On July 26, 1775, former deputy postmaster general of the American colonies, Ben Franklin, was made the first postmaster general of the United States. He revolutionized mail service in the young nation at a crucial time in our history.
On June 20, 1782, the United States adopted the Great Seal. It had taken six years, three committees, and the work of 14 men.
Botanist John Bartram was born on March 23, 1699, in Darby, Pennsylvania Colony. Called the “greatest natural botanist in the world,” he started one of the first botanic gardens in the United States.
On February 20, 1792, George Washington signed the Postal Service Act, creating the US Post Office.
On December 29, 1908, the US Post Office Department issued its first coil stamps on a national scale. These stamps ushered in a new era in both mail delivery and philately.
On December 19, 1732, Benjamin Franklin published the first edition of his Poor Richard’s Almanack under the pseudonym Richard Saunders.
US #523, the 1918 $2 orange-red Franklin error stamp, was first used on or around August 19, 1918. However, it would be two years before the error was discovered.

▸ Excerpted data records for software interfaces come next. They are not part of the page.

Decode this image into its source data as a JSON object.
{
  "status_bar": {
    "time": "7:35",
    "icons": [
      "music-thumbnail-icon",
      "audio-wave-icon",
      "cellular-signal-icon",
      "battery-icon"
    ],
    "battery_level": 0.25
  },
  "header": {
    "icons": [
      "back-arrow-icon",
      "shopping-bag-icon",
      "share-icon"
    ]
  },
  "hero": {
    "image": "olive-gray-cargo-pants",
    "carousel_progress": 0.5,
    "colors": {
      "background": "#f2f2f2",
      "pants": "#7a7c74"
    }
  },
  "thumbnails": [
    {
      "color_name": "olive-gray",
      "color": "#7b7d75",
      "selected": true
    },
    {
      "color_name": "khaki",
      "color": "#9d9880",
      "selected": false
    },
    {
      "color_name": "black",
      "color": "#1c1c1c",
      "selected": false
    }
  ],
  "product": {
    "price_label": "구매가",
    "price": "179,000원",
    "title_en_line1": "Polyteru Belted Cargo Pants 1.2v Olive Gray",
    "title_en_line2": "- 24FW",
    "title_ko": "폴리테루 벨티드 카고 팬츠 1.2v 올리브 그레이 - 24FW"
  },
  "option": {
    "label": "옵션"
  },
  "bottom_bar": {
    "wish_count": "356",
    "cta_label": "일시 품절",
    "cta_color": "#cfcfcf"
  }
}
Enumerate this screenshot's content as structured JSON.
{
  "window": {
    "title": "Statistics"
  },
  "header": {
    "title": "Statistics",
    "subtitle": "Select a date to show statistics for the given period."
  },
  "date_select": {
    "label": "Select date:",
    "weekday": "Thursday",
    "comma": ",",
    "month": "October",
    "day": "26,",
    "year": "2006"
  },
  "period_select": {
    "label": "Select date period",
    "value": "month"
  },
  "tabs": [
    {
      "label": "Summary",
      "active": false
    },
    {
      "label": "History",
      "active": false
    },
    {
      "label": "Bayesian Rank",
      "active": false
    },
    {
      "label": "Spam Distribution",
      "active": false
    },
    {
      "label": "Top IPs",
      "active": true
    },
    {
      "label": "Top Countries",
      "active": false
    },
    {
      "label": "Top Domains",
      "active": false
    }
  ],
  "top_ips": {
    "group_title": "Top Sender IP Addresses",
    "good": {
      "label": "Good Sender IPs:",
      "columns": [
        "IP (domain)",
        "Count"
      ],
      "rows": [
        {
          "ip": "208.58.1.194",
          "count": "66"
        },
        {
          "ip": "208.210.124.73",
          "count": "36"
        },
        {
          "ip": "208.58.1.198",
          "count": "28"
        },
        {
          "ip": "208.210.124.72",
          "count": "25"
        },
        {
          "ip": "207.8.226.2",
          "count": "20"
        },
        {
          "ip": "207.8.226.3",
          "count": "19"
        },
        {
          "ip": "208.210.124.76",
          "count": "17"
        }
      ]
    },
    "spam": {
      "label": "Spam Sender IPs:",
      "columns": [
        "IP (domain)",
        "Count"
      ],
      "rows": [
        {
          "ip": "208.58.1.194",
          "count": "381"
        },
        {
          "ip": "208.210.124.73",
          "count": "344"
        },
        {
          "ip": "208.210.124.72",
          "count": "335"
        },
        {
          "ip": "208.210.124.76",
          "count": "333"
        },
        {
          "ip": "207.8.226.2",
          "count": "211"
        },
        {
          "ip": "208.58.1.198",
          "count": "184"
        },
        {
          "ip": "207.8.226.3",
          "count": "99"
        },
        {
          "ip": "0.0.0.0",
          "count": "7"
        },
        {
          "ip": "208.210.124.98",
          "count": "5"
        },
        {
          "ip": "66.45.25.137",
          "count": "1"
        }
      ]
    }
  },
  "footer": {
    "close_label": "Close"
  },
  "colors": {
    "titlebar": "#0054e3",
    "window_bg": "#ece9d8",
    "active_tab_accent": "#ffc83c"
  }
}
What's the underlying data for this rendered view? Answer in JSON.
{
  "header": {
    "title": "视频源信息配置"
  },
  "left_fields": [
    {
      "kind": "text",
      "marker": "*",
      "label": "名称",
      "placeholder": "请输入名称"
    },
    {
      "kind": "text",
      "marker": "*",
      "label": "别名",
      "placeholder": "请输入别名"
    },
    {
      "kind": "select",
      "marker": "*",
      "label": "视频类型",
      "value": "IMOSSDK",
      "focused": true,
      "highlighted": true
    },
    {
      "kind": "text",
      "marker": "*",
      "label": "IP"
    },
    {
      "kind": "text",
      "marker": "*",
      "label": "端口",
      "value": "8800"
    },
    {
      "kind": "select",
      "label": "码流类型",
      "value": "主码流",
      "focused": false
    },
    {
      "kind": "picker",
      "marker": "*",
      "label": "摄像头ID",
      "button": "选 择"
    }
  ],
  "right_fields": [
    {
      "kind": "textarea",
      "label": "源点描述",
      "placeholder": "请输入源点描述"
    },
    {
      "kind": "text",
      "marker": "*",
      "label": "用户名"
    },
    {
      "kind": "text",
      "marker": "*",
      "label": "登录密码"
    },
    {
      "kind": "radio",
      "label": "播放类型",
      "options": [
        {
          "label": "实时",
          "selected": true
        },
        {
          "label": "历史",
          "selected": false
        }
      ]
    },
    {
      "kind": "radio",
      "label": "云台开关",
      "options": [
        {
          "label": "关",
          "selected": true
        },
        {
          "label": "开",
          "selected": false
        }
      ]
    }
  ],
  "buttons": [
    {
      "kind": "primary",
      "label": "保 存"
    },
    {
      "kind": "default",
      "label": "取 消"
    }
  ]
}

On February 6, 1778, Delegates of King Louis XVI of France and the Second Continental Congress signed a Treaty of Alliance, promising military support to each other. French aid and manpower contributed to America’s ultimate victory in the Revolution.